Illegally misclassifying employees as independent contractors also has a very troubling effect on the overall economy. It gives on-demand companies a sharp and unfair advantage over competitors that provide their employees with secure salaries, livable wages, and all the benefits and protections workers should have. Are gig economy companies becoming a model for other employers and setting a precedent for competitors to follow?
To some extent, the answer is yes; but the drift toward more unstable, low-wage jobs can be stemmed with rules that would both protect workers and ensure that more ethical “high-road” companies “can thrive without being undercut by those who fail to meet minimum standards for their workers,” the Center for American Progress said.
“Technology should help us improve work systems and work design, not facilitate a race to the bottom of deskilling of work and lowered wages,” one analyst told Law 360.
Communities both in the U.S. and abroad are starting to do just that. According to the Center for American Progress, “While the federal government is unlikely to act to improve conditions for gig workers in the near term, progressive state and local governments are beginning to adopt policies to provide benefits and a voice on the job for these workers.”
Individuals are also fighting back.
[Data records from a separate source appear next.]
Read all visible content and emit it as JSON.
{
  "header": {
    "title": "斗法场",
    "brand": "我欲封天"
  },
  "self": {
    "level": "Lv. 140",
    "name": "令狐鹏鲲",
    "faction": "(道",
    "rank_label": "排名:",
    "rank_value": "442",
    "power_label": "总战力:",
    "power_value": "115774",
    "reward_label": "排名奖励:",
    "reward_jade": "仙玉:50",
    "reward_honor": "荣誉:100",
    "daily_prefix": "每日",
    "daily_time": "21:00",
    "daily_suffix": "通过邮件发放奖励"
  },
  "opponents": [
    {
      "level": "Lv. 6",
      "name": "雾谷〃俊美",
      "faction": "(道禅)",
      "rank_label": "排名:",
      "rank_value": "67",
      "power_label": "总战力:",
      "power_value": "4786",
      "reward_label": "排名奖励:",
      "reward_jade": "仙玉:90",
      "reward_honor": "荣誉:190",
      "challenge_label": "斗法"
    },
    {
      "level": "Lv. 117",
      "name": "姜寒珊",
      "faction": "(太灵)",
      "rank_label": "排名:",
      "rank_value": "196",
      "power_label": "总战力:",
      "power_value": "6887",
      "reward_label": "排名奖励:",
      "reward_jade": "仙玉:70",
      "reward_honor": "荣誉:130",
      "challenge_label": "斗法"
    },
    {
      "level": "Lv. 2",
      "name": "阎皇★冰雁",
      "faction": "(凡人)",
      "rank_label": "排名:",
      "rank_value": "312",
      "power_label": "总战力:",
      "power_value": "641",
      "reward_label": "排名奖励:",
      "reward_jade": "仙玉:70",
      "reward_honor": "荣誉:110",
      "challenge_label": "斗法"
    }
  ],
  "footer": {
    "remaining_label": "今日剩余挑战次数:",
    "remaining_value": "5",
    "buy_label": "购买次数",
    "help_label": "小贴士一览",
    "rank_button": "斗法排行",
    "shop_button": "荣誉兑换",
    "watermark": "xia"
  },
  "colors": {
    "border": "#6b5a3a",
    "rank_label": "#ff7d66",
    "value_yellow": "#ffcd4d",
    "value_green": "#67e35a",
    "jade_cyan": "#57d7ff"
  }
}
Many workers have filed lawsuits against gig economy companies alleging that they are “contractors in name only” and “that their contracting companies do not provide sufficient independence to justify their classification as independent contractors.”